and visibly gaining on them.
“We’ll ha’ to let
the packs go,” said Joe, somewhat bitterly, as
he looked over his shoulder. “Our scalps
’ll pay for’t if we don’t.”
Henri uttered a peculiar and significant
hiss between his teeth, as he said, “P’raps
ve better stop and fight!”
Dick said nothing, being resolved
to do exactly what Joe Blunt bid him; and Crusoe,
for reasons best known to himself, also said nothing,
but bounded along beside his master’s horse,
casting an occasional glance upwards to catch any
signal that might be given.
They had passed over a considerable
space of ground, and were forcing their way, at the
imminent hazard of their necks, through a densely-clothed
part of the wood, when the sound above referred to
increased, attracting the attention of both parties.
In a few seconds the air was filled with a steady
and continuous rumbling sound, like the noise of a
distant cataract. Pursuers and fugitives drew
rein instinctively, and came to a dead stand, while
the rumbling increased to a roar, and evidently approached
them rapidly, though as yet nothing to cause it could
be seen, except that there was a dense, dark cloud
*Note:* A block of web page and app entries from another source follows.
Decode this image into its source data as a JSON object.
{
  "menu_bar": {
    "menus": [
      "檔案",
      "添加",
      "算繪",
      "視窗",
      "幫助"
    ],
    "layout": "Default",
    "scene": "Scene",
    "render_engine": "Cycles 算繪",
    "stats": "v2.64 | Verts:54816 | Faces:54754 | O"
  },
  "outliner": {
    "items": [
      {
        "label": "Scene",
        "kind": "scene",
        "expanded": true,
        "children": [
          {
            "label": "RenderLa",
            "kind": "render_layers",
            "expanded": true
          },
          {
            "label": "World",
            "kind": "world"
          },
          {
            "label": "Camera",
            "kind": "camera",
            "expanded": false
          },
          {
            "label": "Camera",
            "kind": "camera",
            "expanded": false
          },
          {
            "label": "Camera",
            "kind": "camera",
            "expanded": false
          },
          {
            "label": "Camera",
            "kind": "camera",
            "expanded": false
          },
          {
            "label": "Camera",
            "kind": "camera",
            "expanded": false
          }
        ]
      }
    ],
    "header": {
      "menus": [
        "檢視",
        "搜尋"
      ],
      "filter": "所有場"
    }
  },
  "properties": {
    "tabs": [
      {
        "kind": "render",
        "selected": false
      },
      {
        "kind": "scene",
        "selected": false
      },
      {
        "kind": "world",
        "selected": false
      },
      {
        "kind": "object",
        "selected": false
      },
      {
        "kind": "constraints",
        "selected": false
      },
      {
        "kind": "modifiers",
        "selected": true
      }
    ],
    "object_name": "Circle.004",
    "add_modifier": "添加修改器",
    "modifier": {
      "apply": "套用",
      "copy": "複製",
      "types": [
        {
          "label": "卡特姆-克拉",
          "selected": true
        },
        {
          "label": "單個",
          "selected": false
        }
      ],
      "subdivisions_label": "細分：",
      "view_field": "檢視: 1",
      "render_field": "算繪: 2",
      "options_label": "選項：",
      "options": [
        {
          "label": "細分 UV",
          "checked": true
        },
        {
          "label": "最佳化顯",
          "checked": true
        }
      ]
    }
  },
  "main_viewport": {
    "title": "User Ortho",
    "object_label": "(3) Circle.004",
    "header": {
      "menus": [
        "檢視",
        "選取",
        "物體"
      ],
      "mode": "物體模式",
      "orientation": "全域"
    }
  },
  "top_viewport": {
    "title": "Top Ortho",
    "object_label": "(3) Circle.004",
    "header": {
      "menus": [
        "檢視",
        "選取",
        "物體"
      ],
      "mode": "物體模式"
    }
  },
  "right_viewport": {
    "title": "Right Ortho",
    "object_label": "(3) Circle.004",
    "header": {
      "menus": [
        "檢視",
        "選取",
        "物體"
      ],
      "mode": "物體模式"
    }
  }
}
overspreading the sky to the southward. The air
was oppressively still and hot.
“What can’t be?”
inquired Dick, looking at Joe, who was gazing with
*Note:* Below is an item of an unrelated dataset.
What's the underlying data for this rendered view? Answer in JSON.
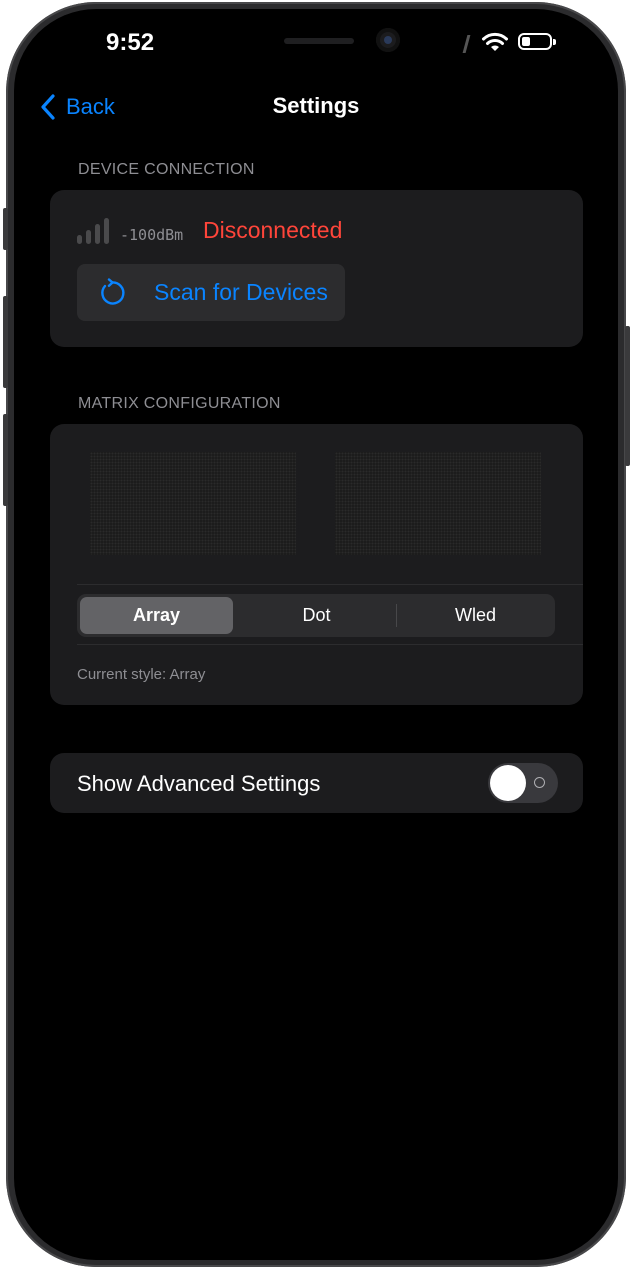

an expression of wonder, not unmixed with concern,
at the southern sky.
“Dunno, boy. I’ve
bin more in the woods than in the clearin’ in
my day, but I niver heerd the likes o’ that.”
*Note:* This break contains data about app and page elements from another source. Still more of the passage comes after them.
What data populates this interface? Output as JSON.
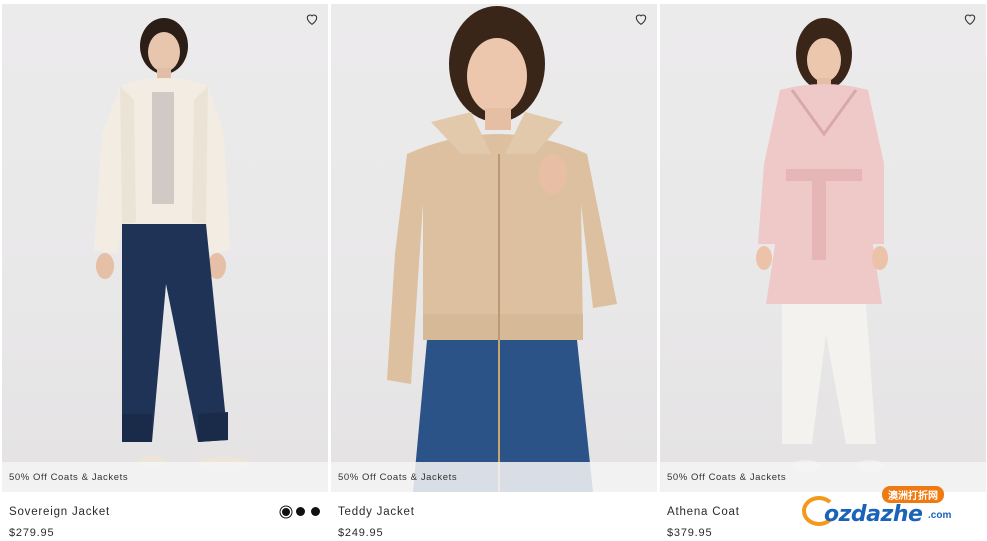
{
  "products": [
    {
      "promo": "50% Off Coats & Jackets",
      "name": "Sovereign Jacket",
      "price": "$279.95",
      "swatches": [
        "#111111",
        "#111111",
        "#111111"
      ],
      "wishlist_icon": "heart-outline-icon"
    },
    {
      "promo": "50% Off Coats & Jackets",
      "name": "Teddy Jacket",
      "price": "$249.95",
      "wishlist_icon": "heart-outline-icon"
    },
    {
      "promo": "50% Off Coats & Jackets",
      "name": "Athena Coat",
      "price": "$379.95",
      "wishlist_icon": "heart-outline-icon"
    }
  ],
  "watermark": {
    "brand": "ozdazhe",
    "tld": ".com",
    "tag": "澳洲打折网"
  }
}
“It am like t’ondre,”
said Henri; “maïs it nevair do stop.”
This was true. The sound was
similar to continuous, uninterrupted thunder.
On it came with a magnificent roar that shook the
very earth, and revealed itself at last in the shape
of a mighty whirlwind. In a moment the distant
woods bent before it, and fell like grass before the
scythe. It was a whirling hurricane, accompanied
by a deluge of rain such as none of the party had
ever before witnessed. Steadily, fiercely, irresistibly,
it bore down upon them, while the crash of falling,
snapping, and uprooting trees mingled with the dire
artillery of that sweeping storm like the musketry
on a battle-field.
“Follow me, lads!” shouted
Joe, turning his horse and dashing at full speed towards
a rocky eminence that offered shelter. But shelter
was not needed. The storm was clearly defined.
Its limits were as distinctly marked by its Creator
as if it had been a living intelligence sent forth
to put a belt of desolation round the world; and, although
the edge of devastation was not five hundred yards
from the rock behind which the hunters were stationed,
only a few drops of ice-cold rain fell upon them.
It passed directly between the Camanchee
Indians and their intended victims, placing between
them a barrier which it would have taken days to cut
through. The storm blew for an hour, then it
travelled onward in its might, and was lost in distance.
Whence it came and whither it went none could tell;
but, far as the eye could see on either hand, an avenue
a quarter of a mile wide was cut through the forest.
It had levelled everything with the dust; the very
grass was beaten flat, the trees were torn, shivered,
snapped across, and crushed; and the earth itself in
many places was ploughed up and furrowed with deep
scars. The chaos was indescribable, and it is
probable that centuries will not quite obliterate
the work of that single hour.
While it lasted, Joe and his comrades
remained speechless and awe-stricken. When it
passed, no Indians were to be seen. So our hunters
remounted their steeds, and, with feelings of gratitude
to God for having delivered them alike from savage
foes and from the destructive power of the whirlwind,
resumed their journey towards the Mustang Valley.